Petroglyphs of Hawaii’s Big Island
Petroglyphs, or kii pohaku, are lava rock carvings etched into stone centuries ago by Native Hawaiians. Although the true meanings of the petroglyphs are unknown, it is generally thought these carvings are records of births and other significant events in the lives of the people who lived here long ago. See the carvings of human forms, canoes, turtles and others in the many captivating petroglyphs fields throughout Hawaii’s Big Island.
Within Hawaii Volcanoes National Park, at the coastal end of Chain of Craters Road, you’ll discover the sacred Puuloa Petroglyphs, the largest petroglyph field in Hawaii. You can see more than 23,000 images carved into the lava rock here, most before western contact in Hawaii. You can take a guided tour, or take the 1 kilometre hike that ends on a boardwalk from where the petroglyphs are easily visible.
In the Kaloko-Honokohau National Historical Park located just under five kilometres north of Historic Kailua Village (Kailua-Kona) you can find many mysterious petroglyphs scattered throughout the 469-hectare park. This historic National Park is also the site of Hawaiian fishponds, kahua (house site platforms), a holua (stone slide) and heiau (temples).
Along the Kohala Coast, Puako Petroglyph Archaeological Preserve features hundreds of petroglyphs and is a short walk from the Fairmont Orchid Hawaii and Holoholokai Beach. On the grounds of the Waikoloa Resort, Anaehoomalu Petroglyph Field is another great place to view well-preserved Hawaiian petroglyphs.
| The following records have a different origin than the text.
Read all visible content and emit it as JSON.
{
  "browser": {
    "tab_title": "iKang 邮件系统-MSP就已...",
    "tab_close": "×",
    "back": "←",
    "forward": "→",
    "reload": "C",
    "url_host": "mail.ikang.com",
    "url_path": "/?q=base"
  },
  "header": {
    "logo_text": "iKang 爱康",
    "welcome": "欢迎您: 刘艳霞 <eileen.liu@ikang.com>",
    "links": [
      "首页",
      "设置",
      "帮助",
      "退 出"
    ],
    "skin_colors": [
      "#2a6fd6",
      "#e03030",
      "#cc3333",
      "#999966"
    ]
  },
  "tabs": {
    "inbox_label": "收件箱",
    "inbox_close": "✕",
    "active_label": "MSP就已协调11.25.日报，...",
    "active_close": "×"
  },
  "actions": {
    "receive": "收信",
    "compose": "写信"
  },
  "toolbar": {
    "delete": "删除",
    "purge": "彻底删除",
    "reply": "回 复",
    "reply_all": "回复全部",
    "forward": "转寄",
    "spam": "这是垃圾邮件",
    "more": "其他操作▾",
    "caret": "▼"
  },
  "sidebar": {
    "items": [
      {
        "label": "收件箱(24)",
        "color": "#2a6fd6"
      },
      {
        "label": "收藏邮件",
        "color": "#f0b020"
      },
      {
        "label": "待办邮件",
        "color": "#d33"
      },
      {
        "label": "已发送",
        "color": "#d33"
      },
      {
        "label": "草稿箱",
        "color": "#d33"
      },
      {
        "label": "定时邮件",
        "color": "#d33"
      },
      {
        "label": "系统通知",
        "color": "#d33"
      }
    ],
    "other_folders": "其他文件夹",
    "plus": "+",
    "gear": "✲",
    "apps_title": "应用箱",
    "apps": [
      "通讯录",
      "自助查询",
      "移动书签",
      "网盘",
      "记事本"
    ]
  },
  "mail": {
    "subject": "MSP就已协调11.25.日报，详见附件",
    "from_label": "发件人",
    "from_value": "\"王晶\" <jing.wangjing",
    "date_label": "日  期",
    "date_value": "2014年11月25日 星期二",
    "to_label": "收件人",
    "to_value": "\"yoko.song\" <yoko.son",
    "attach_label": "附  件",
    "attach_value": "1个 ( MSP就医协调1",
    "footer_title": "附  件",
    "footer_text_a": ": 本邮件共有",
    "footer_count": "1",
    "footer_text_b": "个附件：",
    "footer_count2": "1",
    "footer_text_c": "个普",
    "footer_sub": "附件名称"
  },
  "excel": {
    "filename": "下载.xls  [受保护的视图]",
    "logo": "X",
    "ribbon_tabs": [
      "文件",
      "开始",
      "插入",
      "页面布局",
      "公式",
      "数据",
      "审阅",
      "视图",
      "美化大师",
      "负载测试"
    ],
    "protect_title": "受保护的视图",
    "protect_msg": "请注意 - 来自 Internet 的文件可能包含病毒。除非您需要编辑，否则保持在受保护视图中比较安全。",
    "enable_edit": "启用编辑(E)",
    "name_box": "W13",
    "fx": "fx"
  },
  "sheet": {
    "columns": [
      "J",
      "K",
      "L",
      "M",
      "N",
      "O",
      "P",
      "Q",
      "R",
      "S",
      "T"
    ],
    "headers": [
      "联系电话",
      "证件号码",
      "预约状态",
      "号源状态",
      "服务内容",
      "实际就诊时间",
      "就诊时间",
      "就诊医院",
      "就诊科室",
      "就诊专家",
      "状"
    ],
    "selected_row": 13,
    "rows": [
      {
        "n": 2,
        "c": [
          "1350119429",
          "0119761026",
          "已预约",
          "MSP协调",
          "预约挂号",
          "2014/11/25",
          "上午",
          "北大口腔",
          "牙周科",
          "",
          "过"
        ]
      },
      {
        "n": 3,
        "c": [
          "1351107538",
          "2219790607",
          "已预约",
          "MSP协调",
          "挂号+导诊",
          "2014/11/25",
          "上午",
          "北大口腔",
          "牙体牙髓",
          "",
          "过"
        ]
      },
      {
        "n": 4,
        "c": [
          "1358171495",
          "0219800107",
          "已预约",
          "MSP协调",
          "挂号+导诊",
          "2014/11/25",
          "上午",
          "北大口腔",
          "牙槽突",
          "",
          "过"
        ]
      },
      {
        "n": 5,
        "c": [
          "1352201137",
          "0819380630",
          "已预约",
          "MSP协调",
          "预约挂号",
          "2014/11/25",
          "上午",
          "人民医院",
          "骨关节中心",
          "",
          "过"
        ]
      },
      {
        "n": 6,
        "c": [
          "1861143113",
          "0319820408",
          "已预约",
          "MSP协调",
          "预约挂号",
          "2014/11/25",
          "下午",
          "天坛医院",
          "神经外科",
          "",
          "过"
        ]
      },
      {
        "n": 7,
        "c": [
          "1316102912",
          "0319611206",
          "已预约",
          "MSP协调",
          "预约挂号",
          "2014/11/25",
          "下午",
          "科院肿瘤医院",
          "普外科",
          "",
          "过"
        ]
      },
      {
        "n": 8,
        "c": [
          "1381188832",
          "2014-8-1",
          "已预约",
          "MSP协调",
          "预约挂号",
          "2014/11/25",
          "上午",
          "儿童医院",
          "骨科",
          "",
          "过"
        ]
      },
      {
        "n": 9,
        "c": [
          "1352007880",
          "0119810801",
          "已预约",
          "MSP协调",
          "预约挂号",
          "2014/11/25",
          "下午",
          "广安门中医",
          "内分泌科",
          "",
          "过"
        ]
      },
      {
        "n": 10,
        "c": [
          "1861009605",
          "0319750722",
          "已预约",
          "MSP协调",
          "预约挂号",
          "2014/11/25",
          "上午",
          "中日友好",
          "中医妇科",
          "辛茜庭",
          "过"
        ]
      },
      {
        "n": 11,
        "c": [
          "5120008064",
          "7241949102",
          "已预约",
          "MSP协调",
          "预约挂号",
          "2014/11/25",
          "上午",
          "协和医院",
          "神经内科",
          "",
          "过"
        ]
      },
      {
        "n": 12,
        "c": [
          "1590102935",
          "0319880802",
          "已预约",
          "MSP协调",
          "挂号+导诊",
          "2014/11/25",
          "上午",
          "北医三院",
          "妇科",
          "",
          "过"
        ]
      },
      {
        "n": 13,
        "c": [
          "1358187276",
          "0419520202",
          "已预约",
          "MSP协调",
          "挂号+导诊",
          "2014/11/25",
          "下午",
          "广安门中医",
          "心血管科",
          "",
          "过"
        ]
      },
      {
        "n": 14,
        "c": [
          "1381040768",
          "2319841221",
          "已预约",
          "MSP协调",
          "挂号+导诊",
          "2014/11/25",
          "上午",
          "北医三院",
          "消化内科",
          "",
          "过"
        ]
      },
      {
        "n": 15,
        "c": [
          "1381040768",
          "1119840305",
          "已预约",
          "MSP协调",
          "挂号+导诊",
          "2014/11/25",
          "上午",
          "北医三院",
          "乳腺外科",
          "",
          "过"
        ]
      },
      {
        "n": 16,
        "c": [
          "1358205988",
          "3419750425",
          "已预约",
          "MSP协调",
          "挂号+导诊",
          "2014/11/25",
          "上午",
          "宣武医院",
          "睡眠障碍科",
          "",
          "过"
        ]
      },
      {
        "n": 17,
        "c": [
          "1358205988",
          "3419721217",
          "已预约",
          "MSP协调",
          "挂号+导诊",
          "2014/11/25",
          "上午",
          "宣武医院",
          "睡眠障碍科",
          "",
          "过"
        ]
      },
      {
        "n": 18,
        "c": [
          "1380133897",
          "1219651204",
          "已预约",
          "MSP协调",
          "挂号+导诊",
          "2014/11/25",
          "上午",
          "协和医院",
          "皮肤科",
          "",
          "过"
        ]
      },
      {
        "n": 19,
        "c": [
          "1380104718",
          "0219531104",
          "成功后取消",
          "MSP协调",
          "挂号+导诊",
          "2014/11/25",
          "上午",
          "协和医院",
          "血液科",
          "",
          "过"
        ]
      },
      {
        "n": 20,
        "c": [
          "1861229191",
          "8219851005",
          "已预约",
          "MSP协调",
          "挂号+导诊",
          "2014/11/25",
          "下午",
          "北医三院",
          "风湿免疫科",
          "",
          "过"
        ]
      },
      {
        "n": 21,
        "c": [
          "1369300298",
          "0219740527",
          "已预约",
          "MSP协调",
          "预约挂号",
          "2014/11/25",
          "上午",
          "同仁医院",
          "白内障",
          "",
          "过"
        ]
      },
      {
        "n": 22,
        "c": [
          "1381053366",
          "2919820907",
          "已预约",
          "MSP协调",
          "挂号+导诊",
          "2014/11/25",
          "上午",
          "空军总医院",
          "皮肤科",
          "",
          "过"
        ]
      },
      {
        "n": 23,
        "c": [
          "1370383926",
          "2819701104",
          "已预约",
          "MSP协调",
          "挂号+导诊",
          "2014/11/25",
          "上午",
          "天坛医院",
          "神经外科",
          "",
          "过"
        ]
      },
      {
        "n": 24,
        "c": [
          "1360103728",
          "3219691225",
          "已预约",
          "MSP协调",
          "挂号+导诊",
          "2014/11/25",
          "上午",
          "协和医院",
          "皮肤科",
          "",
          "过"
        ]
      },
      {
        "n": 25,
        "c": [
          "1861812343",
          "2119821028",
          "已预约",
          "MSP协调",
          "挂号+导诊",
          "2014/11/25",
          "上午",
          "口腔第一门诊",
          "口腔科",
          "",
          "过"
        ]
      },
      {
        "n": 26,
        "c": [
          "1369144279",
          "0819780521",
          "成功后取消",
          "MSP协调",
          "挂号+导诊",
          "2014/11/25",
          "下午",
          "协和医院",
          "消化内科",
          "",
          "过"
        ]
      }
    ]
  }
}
Many of the petroglyph fields in this area reside on the Ala Kahakai Trail, also known as the King’s Trail, a 281-kilometre trail corridor full of historic sites, including sacred heiau, Hawaiian fishponds and settlement ruins.